“By the early 1970s, a task force of veterinarians and medical professionals from the FDA, the Department of Agriculture, and the Centers for Disease Control and Prevention published findings concluding that antibiotic overuse does, in fact, lead to antibiotic resistance. That led to a proposal in 1977 that penicillin and tetracycline, two of the most valuable antibiotics in human medicine, be withdrawn from use in livestock.
“Then the agency sat on that proposal for 35 years. During that time, two citizen petitions were filed, one in 1999 and another in 2005, asking the FDA to withdraw approvals for all uses of antibiotics in animals except to treat them when sick. By 2005, according to the Union of Concerned Scientists, 70 percent of all antibiotics used in the U.S., some 30 million pounds per year, were given to livestock.”
“‘The EU has banned all growth promotion uses of these products. Farmers there haven’t used penicillin and tetracycline since the 1970s. We’re pretty far behind.‘ He adds that farmers in Denmark, who export more pork than any other country in Europe, have actually increased production since the country enacted some of the toughest restrictions on antibiotics.”

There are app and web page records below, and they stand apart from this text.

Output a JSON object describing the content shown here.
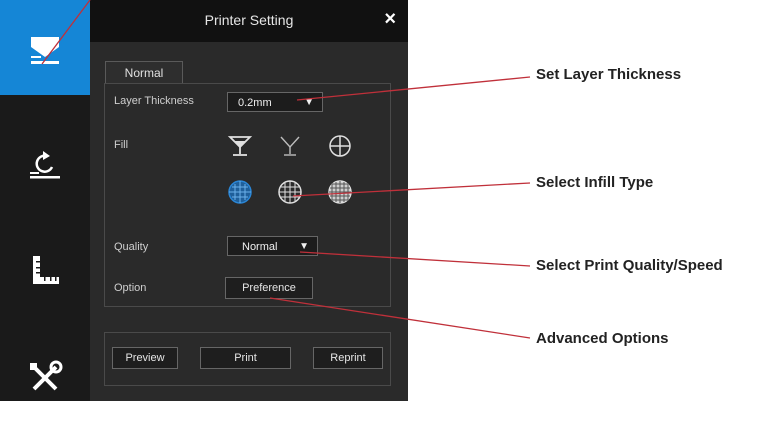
{
  "dialog": {
    "title": "Printer Setting",
    "close_label": "×"
  },
  "sidebar": {
    "items": [
      {
        "icon": "print-icon",
        "active": true
      },
      {
        "icon": "rotate-icon",
        "active": false
      },
      {
        "icon": "scale-ruler-icon",
        "active": false
      },
      {
        "icon": "tools-icon",
        "active": false
      }
    ]
  },
  "tab": {
    "label": "Normal"
  },
  "layer_thickness": {
    "label": "Layer Thickness",
    "value": "0.2mm",
    "arrow": "▼"
  },
  "fill": {
    "label": "Fill",
    "options": [
      "solid-cup-icon",
      "hollow-cup-icon",
      "circle-cross-icon",
      "fill-grid-sparse-icon",
      "fill-grid-medium-icon",
      "fill-grid-dense-icon"
    ],
    "selected_index": 3
  },
  "quality": {
    "label": "Quality",
    "value": "Normal",
    "arrow": "▼"
  },
  "option": {
    "label": "Option",
    "button": "Preference"
  },
  "actions": {
    "preview": "Preview",
    "print": "Print",
    "reprint": "Reprint"
  },
  "callouts": {
    "layer": "Set Layer Thickness",
    "infill": "Select Infill Type",
    "quality": "Select Print Quality/Speed",
    "advanced": "Advanced Options"
  },
  "colors": {
    "accent": "#1586d6",
    "callout_line": "#c0303a",
    "panel": "#2a2a2a",
    "sidebar": "#1a1a1a"
  }
}
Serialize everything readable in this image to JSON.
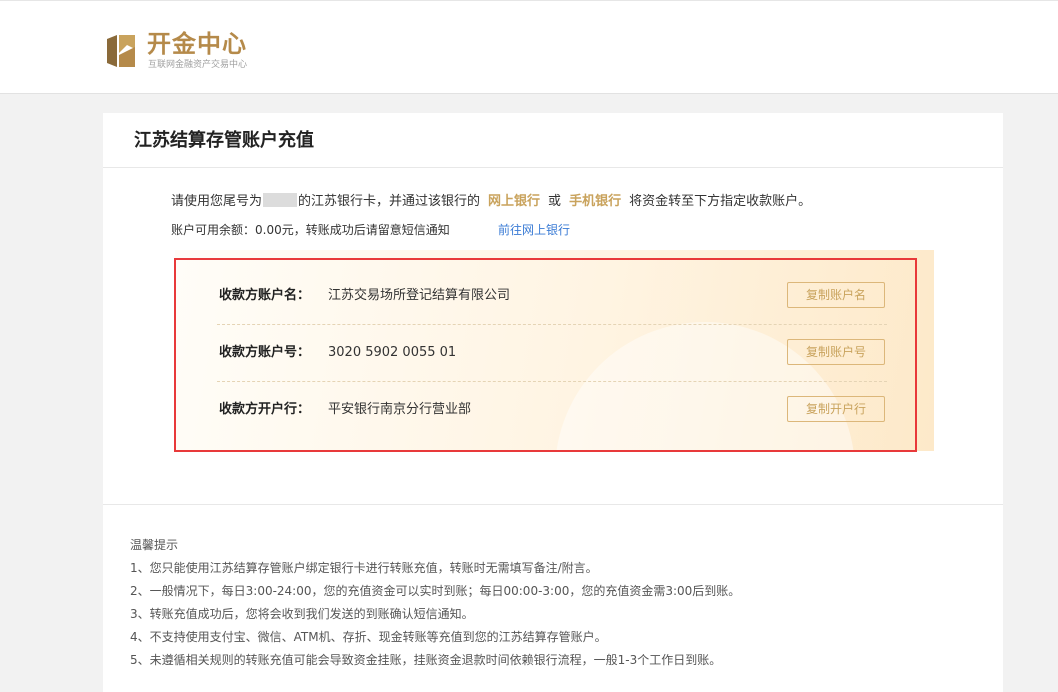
{
  "header": {
    "logo_title": "开金中心",
    "logo_subtitle": "互联网金融资产交易中心",
    "brand_color": "#b58a4a"
  },
  "card": {
    "title": "江苏结算存管账户充值",
    "instruction": {
      "part1": "请使用您尾号为",
      "part2": "的江苏银行卡，并通过该银行的",
      "online_bank": "网上银行",
      "or": "或",
      "mobile_bank": "手机银行",
      "part3": "将资金转至下方指定收款账户。"
    },
    "balance_text": "账户可用余额：0.00元，转账成功后请留意短信通知",
    "bank_link": "前往网上银行",
    "accounts": [
      {
        "label": "收款方账户名：",
        "value": "江苏交易场所登记结算有限公司",
        "button": "复制账户名"
      },
      {
        "label": "收款方账户号：",
        "value": "3020 5902 0055 01",
        "button": "复制账户号"
      },
      {
        "label": "收款方开户行：",
        "value": "平安银行南京分行营业部",
        "button": "复制开户行"
      }
    ],
    "highlight_color": "#c9a35d",
    "frame_color": "#e8393a"
  },
  "tips": {
    "title": "温馨提示",
    "items": [
      "1、您只能使用江苏结算存管账户绑定银行卡进行转账充值，转账时无需填写备注/附言。",
      "2、一般情况下，每日3:00-24:00，您的充值资金可以实时到账；每日00:00-3:00，您的充值资金需3:00后到账。",
      "3、转账充值成功后，您将会收到我们发送的到账确认短信通知。",
      "4、不支持使用支付宝、微信、ATM机、存折、现金转账等充值到您的江苏结算存管账户。",
      "5、未遵循相关规则的转账充值可能会导致资金挂账，挂账资金退款时间依赖银行流程，一般1-3个工作日到账。"
    ]
  }
}
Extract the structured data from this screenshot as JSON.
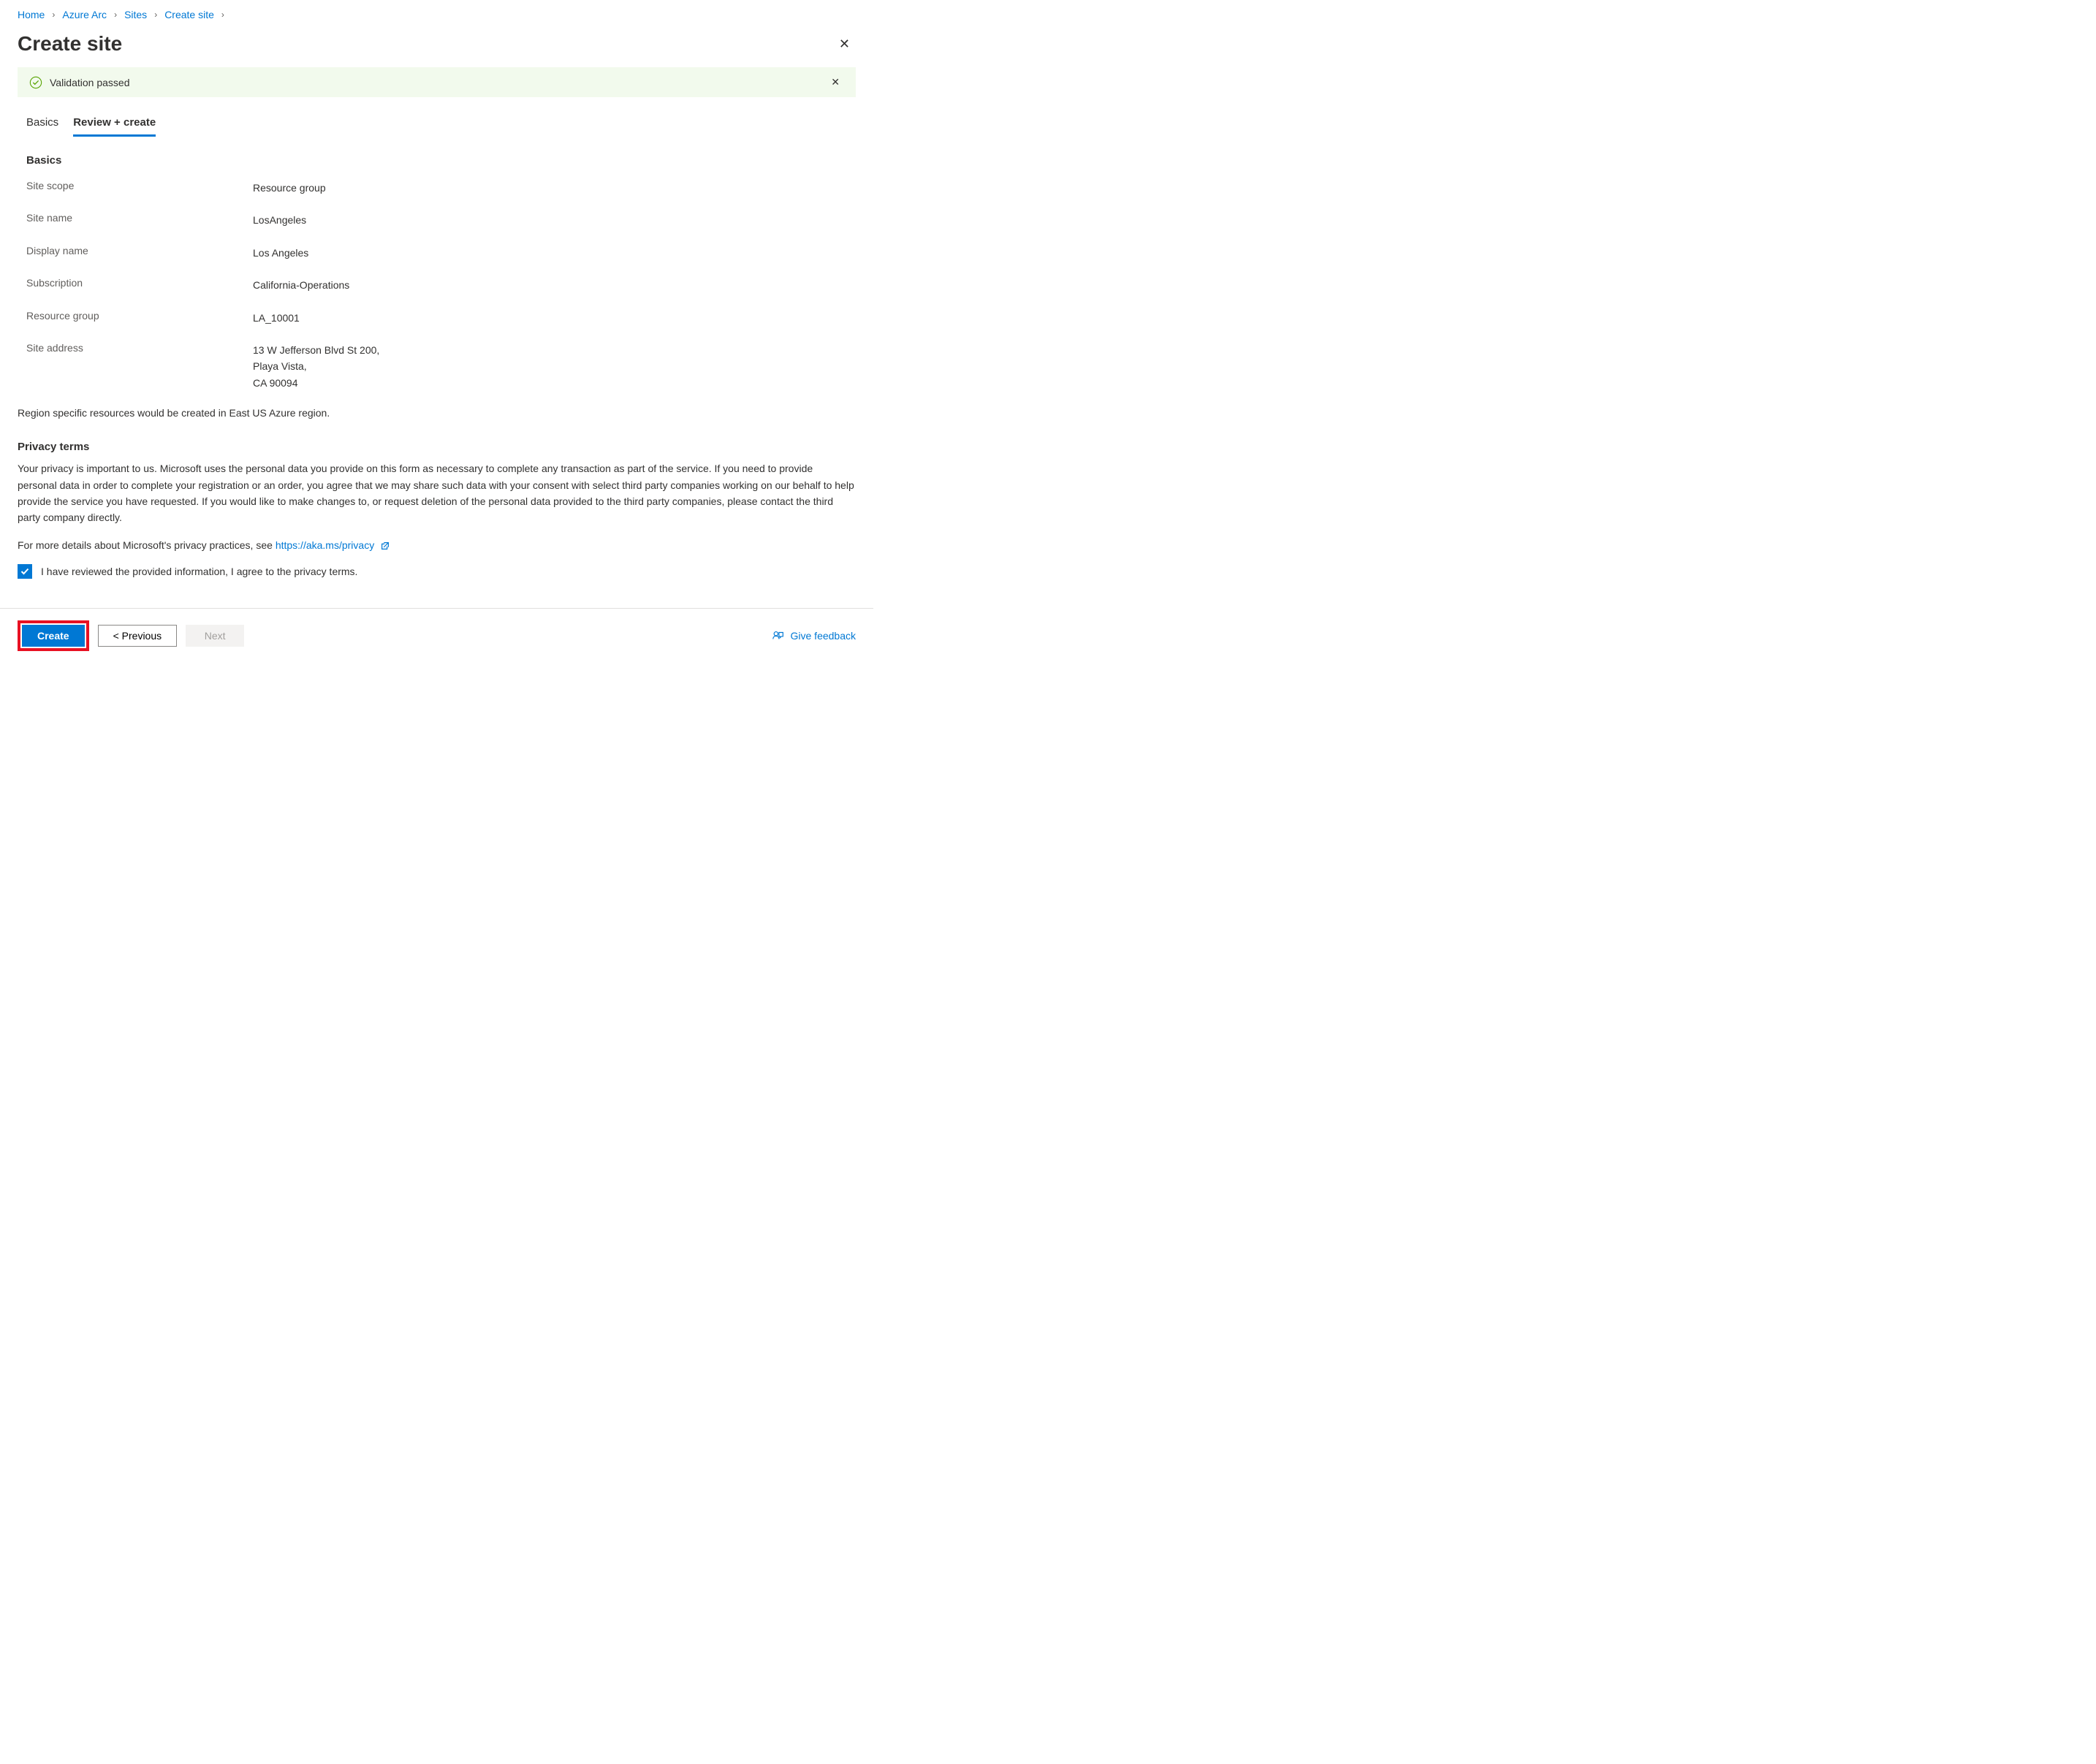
{
  "breadcrumb": {
    "items": [
      "Home",
      "Azure Arc",
      "Sites",
      "Create site"
    ]
  },
  "page": {
    "title": "Create site"
  },
  "validation": {
    "message": "Validation passed"
  },
  "tabs": {
    "basics": "Basics",
    "review": "Review + create"
  },
  "basics": {
    "section_title": "Basics",
    "site_scope_label": "Site scope",
    "site_scope_value": "Resource group",
    "site_name_label": "Site name",
    "site_name_value": "LosAngeles",
    "display_name_label": "Display name",
    "display_name_value": "Los Angeles",
    "subscription_label": "Subscription",
    "subscription_value": "California-Operations",
    "resource_group_label": "Resource group",
    "resource_group_value": "LA_10001",
    "site_address_label": "Site address",
    "site_address_value": "13 W Jefferson Blvd St 200,\nPlaya Vista,\nCA 90094"
  },
  "region_note": "Region specific resources would be created in East US Azure region.",
  "privacy": {
    "title": "Privacy terms",
    "body": "Your privacy is important to us. Microsoft uses the personal data you provide on this form as necessary to complete any transaction as part of the service. If you need to provide personal data in order to complete your registration or an order, you agree that we may share such data with your consent with select third party companies working on our behalf to help provide the service you have requested. If you would like to make changes to, or request deletion of the personal data provided to the third party companies, please contact the third party company directly.",
    "link_prefix": "For more details about Microsoft's privacy practices, see ",
    "link_text": "https://aka.ms/privacy",
    "checkbox_label": "I have reviewed the provided information, I agree to the privacy terms."
  },
  "footer": {
    "create": "Create",
    "previous": "< Previous",
    "next": "Next",
    "feedback": "Give feedback"
  }
}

-Emily Main, “Court to FDA: Protecting Public Health Isn’t Time Consuming.” Rodale.com